But his cancer returned last year, Brown said in a recent interview with The Associated Press.
“I’m still glad that I had it,” he said of his transplant.
“It opened up doors that weren’t there before” and inspired scientists to work harder to find a cure, Brown said.
A second man, Adam Castillejo — called “the London patient” until he revealed his identity earlier this year — also is believed to have been cured by a transplant similar to Brown’s in 2016.
Because such donors are rare and transplants are medically risky, researchers have been testing gene therapy and other ways to try to get a similar effect.
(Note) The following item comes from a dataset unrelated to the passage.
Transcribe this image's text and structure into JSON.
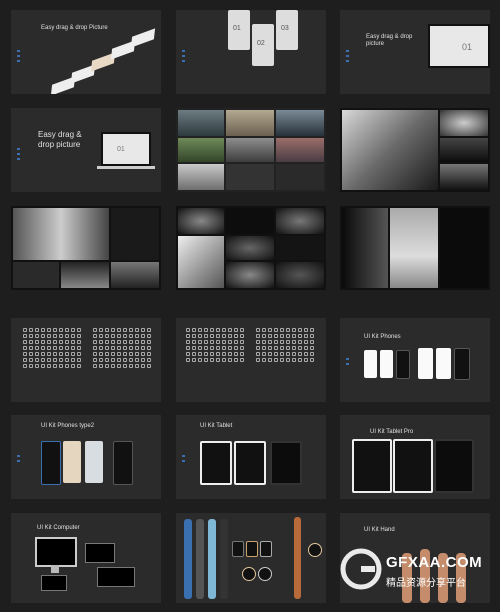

At an AIDS conference in July, researchers said they may have achieved a long-term remission in a Brazil man by using a powerful combination of drugs meant to flush dormant HIV from his body.
Mark King, a Baltimore man who writes a blog, said Brown “was just this magnet for people living with HIV, like me,” and embodied the hope for a cure.
“He has said from the beginning, ‘I don’t want to be the only one. They have to keep working on this,’” King said.